● Task to complete:
Copy each line of the data exactly. Leave nothing out.
---------- Input
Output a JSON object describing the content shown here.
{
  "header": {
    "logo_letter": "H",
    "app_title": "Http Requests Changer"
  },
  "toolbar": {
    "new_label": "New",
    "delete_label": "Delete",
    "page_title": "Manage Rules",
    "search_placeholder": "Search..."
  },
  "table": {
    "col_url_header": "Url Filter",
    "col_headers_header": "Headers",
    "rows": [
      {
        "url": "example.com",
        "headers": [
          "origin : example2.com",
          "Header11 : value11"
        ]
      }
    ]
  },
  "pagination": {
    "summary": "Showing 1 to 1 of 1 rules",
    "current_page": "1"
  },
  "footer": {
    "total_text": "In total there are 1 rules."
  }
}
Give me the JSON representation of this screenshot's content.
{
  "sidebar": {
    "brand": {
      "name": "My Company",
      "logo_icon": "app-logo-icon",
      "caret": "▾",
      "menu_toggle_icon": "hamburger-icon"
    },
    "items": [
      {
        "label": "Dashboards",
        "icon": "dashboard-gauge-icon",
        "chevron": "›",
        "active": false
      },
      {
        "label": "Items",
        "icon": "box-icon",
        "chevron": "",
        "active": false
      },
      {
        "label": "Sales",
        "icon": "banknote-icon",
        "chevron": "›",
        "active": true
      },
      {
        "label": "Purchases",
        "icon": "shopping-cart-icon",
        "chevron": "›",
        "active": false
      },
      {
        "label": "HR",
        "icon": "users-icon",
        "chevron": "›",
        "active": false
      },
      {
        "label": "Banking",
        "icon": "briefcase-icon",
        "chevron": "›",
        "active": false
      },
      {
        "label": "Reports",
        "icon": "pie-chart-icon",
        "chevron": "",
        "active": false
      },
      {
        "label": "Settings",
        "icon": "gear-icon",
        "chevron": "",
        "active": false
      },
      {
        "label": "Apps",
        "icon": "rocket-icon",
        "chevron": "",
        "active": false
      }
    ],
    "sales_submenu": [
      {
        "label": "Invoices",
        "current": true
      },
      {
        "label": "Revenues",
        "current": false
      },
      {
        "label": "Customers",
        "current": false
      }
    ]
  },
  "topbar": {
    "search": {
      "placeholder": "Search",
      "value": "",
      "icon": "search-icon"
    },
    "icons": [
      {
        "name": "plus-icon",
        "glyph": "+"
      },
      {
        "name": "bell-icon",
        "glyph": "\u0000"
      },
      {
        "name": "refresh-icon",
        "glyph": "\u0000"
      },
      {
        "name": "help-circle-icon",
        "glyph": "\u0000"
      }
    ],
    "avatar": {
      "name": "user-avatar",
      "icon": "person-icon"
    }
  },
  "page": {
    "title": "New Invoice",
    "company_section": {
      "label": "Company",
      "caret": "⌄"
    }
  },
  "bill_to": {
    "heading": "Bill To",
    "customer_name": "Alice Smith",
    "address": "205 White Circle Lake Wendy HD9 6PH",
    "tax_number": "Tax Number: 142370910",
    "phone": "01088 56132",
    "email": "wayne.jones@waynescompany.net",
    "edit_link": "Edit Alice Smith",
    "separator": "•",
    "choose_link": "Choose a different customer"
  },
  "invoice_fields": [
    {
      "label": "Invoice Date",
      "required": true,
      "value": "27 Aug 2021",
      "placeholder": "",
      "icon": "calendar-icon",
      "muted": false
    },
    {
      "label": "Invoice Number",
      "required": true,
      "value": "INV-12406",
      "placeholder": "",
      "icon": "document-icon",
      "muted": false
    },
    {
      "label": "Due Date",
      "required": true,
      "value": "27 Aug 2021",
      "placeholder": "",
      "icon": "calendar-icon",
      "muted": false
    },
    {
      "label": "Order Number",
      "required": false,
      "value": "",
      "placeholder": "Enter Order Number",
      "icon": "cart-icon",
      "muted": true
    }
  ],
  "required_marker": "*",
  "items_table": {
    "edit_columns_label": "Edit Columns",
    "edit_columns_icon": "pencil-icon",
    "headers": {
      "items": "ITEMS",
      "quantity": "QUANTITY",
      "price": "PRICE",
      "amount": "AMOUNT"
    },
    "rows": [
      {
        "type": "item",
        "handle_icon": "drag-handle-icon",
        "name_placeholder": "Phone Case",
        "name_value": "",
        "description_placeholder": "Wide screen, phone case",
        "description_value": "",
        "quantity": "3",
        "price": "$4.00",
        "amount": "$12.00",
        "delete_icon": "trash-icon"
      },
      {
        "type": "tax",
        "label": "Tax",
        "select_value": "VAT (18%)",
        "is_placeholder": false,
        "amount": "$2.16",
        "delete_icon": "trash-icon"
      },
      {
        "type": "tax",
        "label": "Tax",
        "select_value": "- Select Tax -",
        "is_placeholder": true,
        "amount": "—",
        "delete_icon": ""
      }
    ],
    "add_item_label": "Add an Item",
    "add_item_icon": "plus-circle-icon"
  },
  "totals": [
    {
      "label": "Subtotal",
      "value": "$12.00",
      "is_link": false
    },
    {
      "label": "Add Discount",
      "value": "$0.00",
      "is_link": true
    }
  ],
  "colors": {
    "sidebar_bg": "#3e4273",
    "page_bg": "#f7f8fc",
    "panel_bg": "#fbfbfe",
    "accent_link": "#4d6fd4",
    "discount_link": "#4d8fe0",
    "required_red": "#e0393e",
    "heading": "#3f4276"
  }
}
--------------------
● Your response:
Output a JSON object describing the content shown here.
{
  "header": {
    "logo_letter": "H",
    "app_title": "Http Requests Changer"
  },
  "toolbar": {
    "new_label": "New",
    "delete_label": "Delete",
    "page_title": "Manage Rules",
    "search_placeholder": "Search..."
  },
  "table": {
    "col_url_header": "Url Filter",
    "col_headers_header": "Headers",
    "rows": [
      {
        "url": "example.com",
        "headers": [
          "origin : example2.com",
          "Header11 : value11"
        ]
      }
    ]
  },
  "pagination": {
    "summary": "Showing 1 to 1 of 1 rules",
    "current_page": "1"
  },
  "footer": {
    "total_text": "In total there are 1 rules."
  }
}
Give me the JSON representation of this screenshot's content.
{
  "sidebar": {
    "brand": {
      "name": "My Company",
      "logo_icon": "app-logo-icon",
      "caret": "▾",
      "menu_toggle_icon": "hamburger-icon"
    },
    "items": [
      {
        "label": "Dashboards",
        "icon": "dashboard-gauge-icon",
        "chevron": "›",
        "active": false
      },
      {
        "label": "Items",
        "icon": "box-icon",
        "chevron": "",
        "active": false
      },
      {
        "label": "Sales",
        "icon": "banknote-icon",
        "chevron": "›",
        "active": true
      },
      {
        "label": "Purchases",
        "icon": "shopping-cart-icon",
        "chevron": "›",
        "active": false
      },
      {
        "label": "HR",
        "icon": "users-icon",
        "chevron": "›",
        "active": false
      },
      {
        "label": "Banking",
        "icon": "briefcase-icon",
        "chevron": "›",
        "active": false
      },
      {
        "label": "Reports",
        "icon": "pie-chart-icon",
        "chevron": "",
        "active": false
      },
      {
        "label": "Settings",
        "icon": "gear-icon",
        "chevron": "",
        "active": false
      },
      {
        "label": "Apps",
        "icon": "rocket-icon",
        "chevron": "",
        "active": false
      }
    ],
    "sales_submenu": [
      {
        "label": "Invoices",
        "current": true
      },
      {
        "label": "Revenues",
        "current": false
      },
      {
        "label": "Customers",
        "current": false
      }
    ]
  },
  "topbar": {
    "search": {
      "placeholder": "Search",
      "value": "",
      "icon": "search-icon"
    },
    "icons": [
      {
        "name": "plus-icon",
        "glyph": "+"
      },
      {
        "name": "bell-icon",
        "glyph": "\u0000"
      },
      {
        "name": "refresh-icon",
        "glyph": "\u0000"
      },
      {
        "name": "help-circle-icon",
        "glyph": "\u0000"
      }
    ],
    "avatar": {
      "name": "user-avatar",
      "icon": "person-icon"
    }
  },
  "page": {
    "title": "New Invoice",
    "company_section": {
      "label": "Company",
      "caret": "⌄"
    }
  },
  "bill_to": {
    "heading": "Bill To",
    "customer_name": "Alice Smith",
    "address": "205 White Circle Lake Wendy HD9 6PH",
    "tax_number": "Tax Number: 142370910",
    "phone": "01088 56132",
    "email": "wayne.jones@waynescompany.net",
    "edit_link": "Edit Alice Smith",
    "separator": "•",
    "choose_link": "Choose a different customer"
  },
  "invoice_fields": [
    {
      "label": "Invoice Date",
      "required": true,
      "value": "27 Aug 2021",
      "placeholder": "",
      "icon": "calendar-icon",
      "muted": false
    },
    {
      "label": "Invoice Number",
      "required": true,
      "value": "INV-12406",
      "placeholder": "",
      "icon": "document-icon",
      "muted": false
    },
    {
      "label": "Due Date",
      "required": true,
      "value": "27 Aug 2021",
      "placeholder": "",
      "icon": "calendar-icon",
      "muted": false
    },
    {
      "label": "Order Number",
      "required": false,
      "value": "",
      "placeholder": "Enter Order Number",
      "icon": "cart-icon",
      "muted": true
    }
  ],
  "required_marker": "*",
  "items_table": {
    "edit_columns_label": "Edit Columns",
    "edit_columns_icon": "pencil-icon",
    "headers": {
      "items": "ITEMS",
      "quantity": "QUANTITY",
      "price": "PRICE",
      "amount": "AMOUNT"
    },
    "rows": [
      {
        "type": "item",
        "handle_icon": "drag-handle-icon",
        "name_placeholder": "Phone Case",
        "name_value": "",
        "description_placeholder": "Wide screen, phone case",
        "description_value": "",
        "quantity": "3",
        "price": "$4.00",
        "amount": "$12.00",
        "delete_icon": "trash-icon"
      },
      {
        "type": "tax",
        "label": "Tax",
        "select_value": "VAT (18%)",
        "is_placeholder": false,
        "amount": "$2.16",
        "delete_icon": "trash-icon"
      },
      {
        "type": "tax",
        "label": "Tax",
        "select_value": "- Select Tax -",
        "is_placeholder": true,
        "amount": "—",
        "delete_icon": ""
      }
    ],
    "add_item_label": "Add an Item",
    "add_item_icon": "plus-circle-icon"
  },
  "totals": [
    {
      "label": "Subtotal",
      "value": "$12.00",
      "is_link": false
    },
    {
      "label": "Add Discount",
      "value": "$0.00",
      "is_link": true
    }
  ],
  "colors": {
    "sidebar_bg": "#3e4273",
    "page_bg": "#f7f8fc",
    "panel_bg": "#fbfbfe",
    "accent_link": "#4d6fd4",
    "discount_link": "#4d8fe0",
    "required_red": "#e0393e",
    "heading": "#3f4276"
  }
}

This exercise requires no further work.